Are there Any Good Westerns Out there Anymore?
That depends on what you believe a “good” western fiction story should be. Some believe a good western is an “authentic” western. They are convinced that the writer was obligated to “tell it like it was” and not add the glitter and glamour, nor romanticize. They seem to forget that the main reason so many writers of western fiction became popular was because they did add some of those elements to their stories. Zane Grey was one of the first to brush broad colors across his canvas and inflame the imaginations of tens of thousands of readers. James Fenimore Cooper did it a generation or three before him. Others are firm believers that a good western ought to be decent, without the sex, without the language and coarseness and vulgarities that were, of course, prevalent. There is much to their argument and frankly, where the western story is littered with corpses and sex, many minds simply become turned off and the writer’s story is ultimately one of those corpses.
[stextbox id=”gunman” float=”true” align=”right”]The Dean of Western Fiction, Louis L’Amour once said that a writer of westerns should simply tell a good story. Of course, he did that better than just about anyone else when it came to writing westerns. [/stextbox] That really is the essence of it all: telling a good story. A writer who wishes to have a following, to have readers who desire to read the next western that comes from the writer’s pen, has to tell a good story.
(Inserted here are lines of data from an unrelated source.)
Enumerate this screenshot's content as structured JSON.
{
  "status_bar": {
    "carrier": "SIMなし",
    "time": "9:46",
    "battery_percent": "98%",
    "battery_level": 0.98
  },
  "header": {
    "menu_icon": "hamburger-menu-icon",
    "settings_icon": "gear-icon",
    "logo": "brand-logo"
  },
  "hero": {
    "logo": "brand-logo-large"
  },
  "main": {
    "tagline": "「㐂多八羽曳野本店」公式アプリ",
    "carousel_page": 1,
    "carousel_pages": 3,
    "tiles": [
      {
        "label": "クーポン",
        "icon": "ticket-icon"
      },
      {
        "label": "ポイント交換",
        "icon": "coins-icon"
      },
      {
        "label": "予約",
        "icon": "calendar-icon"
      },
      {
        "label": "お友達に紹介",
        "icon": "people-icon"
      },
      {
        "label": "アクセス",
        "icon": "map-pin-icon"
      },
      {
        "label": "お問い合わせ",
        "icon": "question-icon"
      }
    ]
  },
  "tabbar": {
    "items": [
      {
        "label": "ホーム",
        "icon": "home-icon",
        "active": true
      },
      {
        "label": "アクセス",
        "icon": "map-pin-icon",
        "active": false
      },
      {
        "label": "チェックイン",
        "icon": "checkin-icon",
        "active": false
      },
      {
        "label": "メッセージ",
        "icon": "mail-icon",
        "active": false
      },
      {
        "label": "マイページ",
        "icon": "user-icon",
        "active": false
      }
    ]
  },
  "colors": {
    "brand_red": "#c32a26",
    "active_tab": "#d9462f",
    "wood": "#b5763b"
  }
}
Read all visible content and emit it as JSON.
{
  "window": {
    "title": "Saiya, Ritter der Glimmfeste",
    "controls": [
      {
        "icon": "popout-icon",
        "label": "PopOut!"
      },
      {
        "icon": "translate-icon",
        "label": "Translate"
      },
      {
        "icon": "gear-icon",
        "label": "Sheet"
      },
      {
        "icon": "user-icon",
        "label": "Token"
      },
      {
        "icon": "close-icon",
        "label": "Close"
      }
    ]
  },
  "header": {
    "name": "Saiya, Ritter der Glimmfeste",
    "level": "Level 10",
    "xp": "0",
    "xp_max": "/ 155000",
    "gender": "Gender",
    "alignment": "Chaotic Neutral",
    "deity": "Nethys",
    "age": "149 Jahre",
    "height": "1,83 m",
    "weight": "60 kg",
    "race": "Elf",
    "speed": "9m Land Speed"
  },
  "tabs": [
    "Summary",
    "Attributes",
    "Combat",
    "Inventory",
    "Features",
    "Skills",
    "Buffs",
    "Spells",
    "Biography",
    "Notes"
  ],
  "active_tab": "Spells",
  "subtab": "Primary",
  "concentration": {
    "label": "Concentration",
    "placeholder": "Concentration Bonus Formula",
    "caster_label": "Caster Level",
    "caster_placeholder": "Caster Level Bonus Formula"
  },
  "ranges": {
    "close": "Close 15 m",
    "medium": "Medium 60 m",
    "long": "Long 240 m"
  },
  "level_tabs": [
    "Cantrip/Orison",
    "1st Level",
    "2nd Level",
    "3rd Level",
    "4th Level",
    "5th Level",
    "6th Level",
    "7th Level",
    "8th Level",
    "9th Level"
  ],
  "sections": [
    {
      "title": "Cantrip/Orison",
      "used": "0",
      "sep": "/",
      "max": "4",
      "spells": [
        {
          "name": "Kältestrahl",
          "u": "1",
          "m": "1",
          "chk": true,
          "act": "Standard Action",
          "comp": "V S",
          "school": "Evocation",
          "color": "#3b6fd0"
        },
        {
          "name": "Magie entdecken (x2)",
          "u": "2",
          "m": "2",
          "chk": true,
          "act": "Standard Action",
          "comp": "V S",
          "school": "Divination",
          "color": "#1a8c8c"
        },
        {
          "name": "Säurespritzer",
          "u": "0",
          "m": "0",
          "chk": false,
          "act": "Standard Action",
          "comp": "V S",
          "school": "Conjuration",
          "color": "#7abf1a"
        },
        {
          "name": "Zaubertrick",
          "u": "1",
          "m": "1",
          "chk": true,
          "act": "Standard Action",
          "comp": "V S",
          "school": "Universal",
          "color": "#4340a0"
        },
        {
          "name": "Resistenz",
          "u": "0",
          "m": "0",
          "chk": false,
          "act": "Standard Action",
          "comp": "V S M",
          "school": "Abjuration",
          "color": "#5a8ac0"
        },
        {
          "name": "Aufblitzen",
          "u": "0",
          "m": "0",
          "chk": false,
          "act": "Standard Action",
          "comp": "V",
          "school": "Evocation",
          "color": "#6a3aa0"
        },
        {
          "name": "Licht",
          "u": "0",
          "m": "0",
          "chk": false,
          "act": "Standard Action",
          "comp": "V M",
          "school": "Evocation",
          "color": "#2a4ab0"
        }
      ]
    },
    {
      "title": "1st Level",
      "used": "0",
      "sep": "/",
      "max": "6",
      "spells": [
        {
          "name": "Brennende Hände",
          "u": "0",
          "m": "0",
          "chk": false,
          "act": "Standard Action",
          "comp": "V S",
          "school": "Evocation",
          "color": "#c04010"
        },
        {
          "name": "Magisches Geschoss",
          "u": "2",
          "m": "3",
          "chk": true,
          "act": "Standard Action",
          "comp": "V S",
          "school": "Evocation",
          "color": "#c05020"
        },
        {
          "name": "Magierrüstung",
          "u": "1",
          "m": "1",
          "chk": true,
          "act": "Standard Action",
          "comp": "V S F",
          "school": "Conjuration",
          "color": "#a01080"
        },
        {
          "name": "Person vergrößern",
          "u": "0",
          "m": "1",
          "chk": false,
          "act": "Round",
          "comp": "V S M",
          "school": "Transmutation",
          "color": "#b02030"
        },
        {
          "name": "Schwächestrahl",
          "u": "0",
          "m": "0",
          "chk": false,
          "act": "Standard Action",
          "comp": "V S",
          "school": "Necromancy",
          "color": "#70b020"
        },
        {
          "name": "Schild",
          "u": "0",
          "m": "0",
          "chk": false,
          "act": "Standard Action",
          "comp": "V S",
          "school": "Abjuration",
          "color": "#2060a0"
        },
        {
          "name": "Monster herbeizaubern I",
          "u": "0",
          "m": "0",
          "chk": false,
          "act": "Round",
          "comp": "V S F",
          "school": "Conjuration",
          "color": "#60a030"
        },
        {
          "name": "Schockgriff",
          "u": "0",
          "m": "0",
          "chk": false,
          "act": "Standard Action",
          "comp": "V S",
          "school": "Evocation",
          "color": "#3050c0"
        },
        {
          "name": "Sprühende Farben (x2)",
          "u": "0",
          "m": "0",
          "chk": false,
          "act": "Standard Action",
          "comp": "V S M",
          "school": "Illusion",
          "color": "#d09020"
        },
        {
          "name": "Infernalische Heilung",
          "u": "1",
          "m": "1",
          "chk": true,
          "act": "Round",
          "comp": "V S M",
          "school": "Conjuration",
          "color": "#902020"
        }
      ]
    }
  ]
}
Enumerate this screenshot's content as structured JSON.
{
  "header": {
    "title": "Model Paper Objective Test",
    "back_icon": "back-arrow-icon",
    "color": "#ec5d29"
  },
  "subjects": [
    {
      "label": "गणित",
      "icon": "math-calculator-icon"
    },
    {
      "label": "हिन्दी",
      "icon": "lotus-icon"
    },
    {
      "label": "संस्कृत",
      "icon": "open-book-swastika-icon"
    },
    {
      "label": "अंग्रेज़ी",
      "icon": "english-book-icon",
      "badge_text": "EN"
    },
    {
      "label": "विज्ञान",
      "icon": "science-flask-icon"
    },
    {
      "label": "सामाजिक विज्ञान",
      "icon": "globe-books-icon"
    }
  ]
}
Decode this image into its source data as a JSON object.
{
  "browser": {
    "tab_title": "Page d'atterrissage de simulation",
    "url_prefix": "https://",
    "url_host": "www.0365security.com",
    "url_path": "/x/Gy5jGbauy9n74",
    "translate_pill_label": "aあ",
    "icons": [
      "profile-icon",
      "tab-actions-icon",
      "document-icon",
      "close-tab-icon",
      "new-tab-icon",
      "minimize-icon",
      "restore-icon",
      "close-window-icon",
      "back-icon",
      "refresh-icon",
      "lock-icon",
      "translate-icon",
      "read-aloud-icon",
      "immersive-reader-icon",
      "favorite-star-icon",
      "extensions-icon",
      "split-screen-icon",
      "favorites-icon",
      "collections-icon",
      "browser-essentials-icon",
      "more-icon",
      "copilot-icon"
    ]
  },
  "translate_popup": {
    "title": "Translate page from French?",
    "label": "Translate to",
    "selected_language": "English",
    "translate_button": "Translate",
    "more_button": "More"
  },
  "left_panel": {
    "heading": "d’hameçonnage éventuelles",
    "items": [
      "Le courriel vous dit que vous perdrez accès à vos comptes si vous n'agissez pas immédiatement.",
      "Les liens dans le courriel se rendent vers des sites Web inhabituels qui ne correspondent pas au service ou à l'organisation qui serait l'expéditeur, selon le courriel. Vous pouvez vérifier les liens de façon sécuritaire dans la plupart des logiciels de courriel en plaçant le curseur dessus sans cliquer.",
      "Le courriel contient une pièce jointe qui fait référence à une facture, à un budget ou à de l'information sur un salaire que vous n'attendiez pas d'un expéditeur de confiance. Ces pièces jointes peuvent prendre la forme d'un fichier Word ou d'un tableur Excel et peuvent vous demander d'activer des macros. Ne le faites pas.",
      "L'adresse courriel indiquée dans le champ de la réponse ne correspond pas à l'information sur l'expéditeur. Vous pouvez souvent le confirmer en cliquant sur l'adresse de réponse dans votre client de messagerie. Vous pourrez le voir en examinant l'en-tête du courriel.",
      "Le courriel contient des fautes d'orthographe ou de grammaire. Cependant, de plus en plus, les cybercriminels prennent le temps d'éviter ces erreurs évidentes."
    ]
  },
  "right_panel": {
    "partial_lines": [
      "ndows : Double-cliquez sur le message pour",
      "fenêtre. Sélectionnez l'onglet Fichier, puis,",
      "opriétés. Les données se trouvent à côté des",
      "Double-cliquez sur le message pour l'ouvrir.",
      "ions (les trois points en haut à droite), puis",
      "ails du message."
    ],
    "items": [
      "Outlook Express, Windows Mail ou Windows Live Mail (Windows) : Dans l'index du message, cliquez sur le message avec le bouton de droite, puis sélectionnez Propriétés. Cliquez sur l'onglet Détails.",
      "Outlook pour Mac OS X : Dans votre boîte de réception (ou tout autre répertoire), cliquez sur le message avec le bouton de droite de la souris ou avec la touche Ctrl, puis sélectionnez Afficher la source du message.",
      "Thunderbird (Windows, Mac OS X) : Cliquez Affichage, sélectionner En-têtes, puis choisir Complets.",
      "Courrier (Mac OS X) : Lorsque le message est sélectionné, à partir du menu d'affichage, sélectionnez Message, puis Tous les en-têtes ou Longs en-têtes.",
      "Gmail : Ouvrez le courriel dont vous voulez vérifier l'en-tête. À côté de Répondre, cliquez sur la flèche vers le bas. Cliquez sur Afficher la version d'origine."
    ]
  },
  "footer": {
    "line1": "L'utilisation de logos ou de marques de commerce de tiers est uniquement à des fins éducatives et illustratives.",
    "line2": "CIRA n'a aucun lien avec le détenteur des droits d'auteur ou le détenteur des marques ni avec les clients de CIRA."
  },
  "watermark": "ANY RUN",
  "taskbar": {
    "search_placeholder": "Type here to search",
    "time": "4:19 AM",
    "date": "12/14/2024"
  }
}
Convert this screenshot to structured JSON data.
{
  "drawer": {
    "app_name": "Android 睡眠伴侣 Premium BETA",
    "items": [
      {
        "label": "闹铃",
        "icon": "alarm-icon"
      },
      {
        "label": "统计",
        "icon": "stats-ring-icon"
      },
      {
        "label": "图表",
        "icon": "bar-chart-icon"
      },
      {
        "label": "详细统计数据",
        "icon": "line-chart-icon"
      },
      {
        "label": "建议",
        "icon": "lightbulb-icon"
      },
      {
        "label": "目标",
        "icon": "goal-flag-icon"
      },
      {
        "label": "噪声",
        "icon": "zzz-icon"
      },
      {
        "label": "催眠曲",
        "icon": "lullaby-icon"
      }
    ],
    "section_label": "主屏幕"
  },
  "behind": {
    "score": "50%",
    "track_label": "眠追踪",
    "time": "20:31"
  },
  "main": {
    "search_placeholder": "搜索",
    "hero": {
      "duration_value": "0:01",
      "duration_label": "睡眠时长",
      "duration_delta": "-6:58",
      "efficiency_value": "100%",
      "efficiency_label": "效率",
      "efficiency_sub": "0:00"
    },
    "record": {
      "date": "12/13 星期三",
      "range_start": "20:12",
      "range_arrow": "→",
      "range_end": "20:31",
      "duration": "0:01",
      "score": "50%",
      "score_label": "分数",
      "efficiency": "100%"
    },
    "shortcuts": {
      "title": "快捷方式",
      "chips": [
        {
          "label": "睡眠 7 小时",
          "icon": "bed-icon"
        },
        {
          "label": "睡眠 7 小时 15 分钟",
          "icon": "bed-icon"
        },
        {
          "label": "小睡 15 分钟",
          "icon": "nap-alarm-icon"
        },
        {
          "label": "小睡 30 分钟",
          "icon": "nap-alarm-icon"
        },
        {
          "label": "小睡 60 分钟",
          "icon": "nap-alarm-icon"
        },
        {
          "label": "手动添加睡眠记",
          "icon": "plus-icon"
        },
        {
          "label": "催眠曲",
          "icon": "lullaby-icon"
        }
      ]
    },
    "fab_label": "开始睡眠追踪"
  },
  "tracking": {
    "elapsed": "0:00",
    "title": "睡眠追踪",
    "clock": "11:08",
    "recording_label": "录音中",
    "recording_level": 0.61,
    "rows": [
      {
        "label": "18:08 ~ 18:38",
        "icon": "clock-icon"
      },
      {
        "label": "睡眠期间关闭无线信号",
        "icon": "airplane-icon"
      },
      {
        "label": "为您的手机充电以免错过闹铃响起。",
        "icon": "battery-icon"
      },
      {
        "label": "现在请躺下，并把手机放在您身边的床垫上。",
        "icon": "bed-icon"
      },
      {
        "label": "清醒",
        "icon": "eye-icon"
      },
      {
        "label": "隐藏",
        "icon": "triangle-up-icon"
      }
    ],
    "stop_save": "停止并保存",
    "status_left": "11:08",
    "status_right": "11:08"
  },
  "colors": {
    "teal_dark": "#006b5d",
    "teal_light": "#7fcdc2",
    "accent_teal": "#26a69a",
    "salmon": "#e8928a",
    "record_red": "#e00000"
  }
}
That, of course, involves some mechanical skills, but mostly, it involves the writer’s imagination, his or her ability to create scenes that are acceptable to the reader, scenes which enhance the story and make the reader want to turn the page.
Ultimately, every reader will decide for himself what a good western story is or should be, and they will do that by not purchasing certain books that don’t measure up.
AMAZON REVIEW OF A GOOD WESTERN